squirrelboutique wrote:And they went extinct because they couldn't fly, right?

Am I making that up?
kind of, yes.
although it is said they weren't tasty.

http://en.wikipedia.org/wiki/Dodo#Extinction

dodoes looked weird.

Posted: Tue Oct 02, 2007 10:02 pm
by Anonymous
didn't they become extinct because they were quite placid too and used to waddle up to the very people who were hunting them?

that's pathos, right there

write a song about that, pete green

Posted: Wed Oct 03, 2007 10:11 am
by humblebee
I'll call it 'For Dodos, Read Anoraks'

Posted: Fri Oct 12, 2007 10:22 am
by nanski
i remember in some comic book i had as a kid a dodo looked like a big fluffy ball with a beak and bird legs. it was very cute. i wanted one, except it was already extinct, even when i was a little kid.

Posted: Fri Oct 12, 2007 10:32 am
by humblebee
What was this thread about again?

Posted: Fri Oct 12, 2007 6:27 pm
by alongwalkhome
humblebee wrote:What was this thread about again?
Perhaps all of life's grammar conundrums have been solved!

Posted: Wed Oct 17, 2007 12:44 pm
by JohaN
hah! i'm not so sure... does it make sense to start a sentence with "perhaps" and end it with "!" ? ;)

Posted: Tue Jan 08, 2008 5:49 pm
by Contravene
"self-centering" or "self-centring"?

Posted: Tue Jan 08, 2008 7:52 pm
by humblebee
Have to go with the latter really, else it looks American.

Posted: Tue Jan 08, 2008 7:58 pm
by squirrelboutique
!

I thought centring was UK! I've never seen that used here. Isn't it sort of some sort of architectural term?

Posted: Tue Jan 08, 2008 11:59 pm
by Contravene
I'll accept centring is UKish, its the frame they build archways round, but in terms of record player spindles, I figured self-centering looked more appropriate.

Posted: Tue Jan 15, 2008 10:52 am
by humblebee
Is "defence" ever used in US English, or is it always "defense"?
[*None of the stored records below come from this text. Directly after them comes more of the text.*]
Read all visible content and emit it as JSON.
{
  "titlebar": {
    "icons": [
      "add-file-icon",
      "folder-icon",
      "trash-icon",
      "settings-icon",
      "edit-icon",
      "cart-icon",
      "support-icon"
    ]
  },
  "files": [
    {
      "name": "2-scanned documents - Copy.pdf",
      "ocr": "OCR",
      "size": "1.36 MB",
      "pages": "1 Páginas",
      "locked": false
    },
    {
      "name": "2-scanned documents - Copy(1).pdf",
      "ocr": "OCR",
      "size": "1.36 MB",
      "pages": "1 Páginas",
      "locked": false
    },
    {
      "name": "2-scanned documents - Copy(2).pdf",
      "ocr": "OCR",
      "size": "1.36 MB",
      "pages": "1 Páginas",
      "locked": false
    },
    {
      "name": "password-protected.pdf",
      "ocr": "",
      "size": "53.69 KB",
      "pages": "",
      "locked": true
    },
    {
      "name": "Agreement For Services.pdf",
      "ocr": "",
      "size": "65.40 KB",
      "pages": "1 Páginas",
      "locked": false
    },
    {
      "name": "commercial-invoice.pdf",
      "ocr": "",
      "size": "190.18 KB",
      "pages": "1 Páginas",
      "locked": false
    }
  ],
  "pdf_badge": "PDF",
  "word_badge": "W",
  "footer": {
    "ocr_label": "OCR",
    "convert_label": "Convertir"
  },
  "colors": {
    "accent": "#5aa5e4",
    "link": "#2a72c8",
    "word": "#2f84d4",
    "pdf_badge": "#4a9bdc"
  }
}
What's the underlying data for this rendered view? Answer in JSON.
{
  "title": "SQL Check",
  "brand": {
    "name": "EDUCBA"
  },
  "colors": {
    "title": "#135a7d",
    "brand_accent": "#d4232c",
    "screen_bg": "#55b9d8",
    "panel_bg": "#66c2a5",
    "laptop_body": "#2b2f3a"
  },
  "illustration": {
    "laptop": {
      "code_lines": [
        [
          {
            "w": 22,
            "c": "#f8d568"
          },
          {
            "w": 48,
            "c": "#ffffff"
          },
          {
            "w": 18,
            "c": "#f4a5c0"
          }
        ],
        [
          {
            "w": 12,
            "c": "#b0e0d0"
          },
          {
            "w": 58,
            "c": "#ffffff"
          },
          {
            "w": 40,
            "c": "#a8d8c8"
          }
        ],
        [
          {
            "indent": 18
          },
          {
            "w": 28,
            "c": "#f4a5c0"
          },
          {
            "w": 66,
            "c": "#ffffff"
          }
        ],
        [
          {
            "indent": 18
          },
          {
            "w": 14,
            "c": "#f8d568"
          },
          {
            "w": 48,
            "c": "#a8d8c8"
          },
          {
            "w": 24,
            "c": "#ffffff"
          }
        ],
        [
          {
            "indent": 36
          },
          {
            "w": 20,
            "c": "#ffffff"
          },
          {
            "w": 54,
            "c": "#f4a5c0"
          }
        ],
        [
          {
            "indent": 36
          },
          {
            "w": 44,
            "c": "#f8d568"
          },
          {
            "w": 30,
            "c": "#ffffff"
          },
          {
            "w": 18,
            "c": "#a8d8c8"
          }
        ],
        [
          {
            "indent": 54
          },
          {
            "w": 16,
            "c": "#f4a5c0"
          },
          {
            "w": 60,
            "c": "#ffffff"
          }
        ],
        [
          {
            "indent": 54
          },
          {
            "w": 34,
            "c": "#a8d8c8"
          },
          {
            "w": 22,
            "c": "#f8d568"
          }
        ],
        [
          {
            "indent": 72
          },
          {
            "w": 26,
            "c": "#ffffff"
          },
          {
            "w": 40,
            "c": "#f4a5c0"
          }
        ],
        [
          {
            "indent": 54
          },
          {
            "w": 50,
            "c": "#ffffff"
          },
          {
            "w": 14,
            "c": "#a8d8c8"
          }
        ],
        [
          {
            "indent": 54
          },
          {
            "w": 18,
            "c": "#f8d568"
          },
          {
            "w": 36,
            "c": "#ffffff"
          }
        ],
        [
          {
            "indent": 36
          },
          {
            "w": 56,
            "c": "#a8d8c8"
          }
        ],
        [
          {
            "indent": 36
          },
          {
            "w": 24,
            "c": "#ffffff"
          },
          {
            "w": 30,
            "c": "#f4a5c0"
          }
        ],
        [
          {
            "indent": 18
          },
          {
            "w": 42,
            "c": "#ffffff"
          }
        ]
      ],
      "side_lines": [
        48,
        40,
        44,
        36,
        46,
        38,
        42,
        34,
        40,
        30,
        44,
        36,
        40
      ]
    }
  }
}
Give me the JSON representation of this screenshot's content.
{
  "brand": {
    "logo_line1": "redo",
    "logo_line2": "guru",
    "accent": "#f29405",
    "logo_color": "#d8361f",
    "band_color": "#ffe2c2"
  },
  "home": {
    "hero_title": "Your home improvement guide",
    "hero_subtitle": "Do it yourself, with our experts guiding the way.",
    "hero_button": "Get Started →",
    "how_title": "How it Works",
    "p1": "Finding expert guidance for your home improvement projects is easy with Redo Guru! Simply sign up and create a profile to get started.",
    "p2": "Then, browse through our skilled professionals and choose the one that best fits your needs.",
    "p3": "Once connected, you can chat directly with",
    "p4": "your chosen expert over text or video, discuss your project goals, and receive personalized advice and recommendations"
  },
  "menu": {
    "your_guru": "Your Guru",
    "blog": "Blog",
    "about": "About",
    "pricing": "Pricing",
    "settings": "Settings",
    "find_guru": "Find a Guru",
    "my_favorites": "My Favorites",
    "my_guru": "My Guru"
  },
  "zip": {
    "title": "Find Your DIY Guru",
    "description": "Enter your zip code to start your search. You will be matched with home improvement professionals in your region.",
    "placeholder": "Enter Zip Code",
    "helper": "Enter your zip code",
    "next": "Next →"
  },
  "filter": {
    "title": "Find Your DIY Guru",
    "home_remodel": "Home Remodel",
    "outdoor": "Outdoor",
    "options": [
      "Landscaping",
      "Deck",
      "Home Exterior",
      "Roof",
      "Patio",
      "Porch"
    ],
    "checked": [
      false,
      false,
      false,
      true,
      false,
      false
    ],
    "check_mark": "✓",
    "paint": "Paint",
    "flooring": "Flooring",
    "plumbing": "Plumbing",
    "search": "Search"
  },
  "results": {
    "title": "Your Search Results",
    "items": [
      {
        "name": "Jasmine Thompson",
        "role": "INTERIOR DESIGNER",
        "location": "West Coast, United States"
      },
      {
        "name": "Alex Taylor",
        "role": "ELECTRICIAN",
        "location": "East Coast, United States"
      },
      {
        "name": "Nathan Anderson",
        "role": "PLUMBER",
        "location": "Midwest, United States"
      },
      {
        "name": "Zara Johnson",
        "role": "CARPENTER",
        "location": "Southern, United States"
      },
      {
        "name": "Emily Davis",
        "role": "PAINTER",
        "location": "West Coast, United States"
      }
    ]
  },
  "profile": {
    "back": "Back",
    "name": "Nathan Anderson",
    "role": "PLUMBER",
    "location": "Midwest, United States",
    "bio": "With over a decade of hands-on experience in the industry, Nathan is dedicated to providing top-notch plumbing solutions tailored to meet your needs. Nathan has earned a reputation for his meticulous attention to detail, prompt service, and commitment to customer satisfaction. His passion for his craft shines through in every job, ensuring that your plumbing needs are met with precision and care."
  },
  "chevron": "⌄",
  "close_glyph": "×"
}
I'm editing an American typescript that uses both; my instinct is to change the former to the latter but I thought I should check to see if there's some nuance or distinction that I'm unaware of.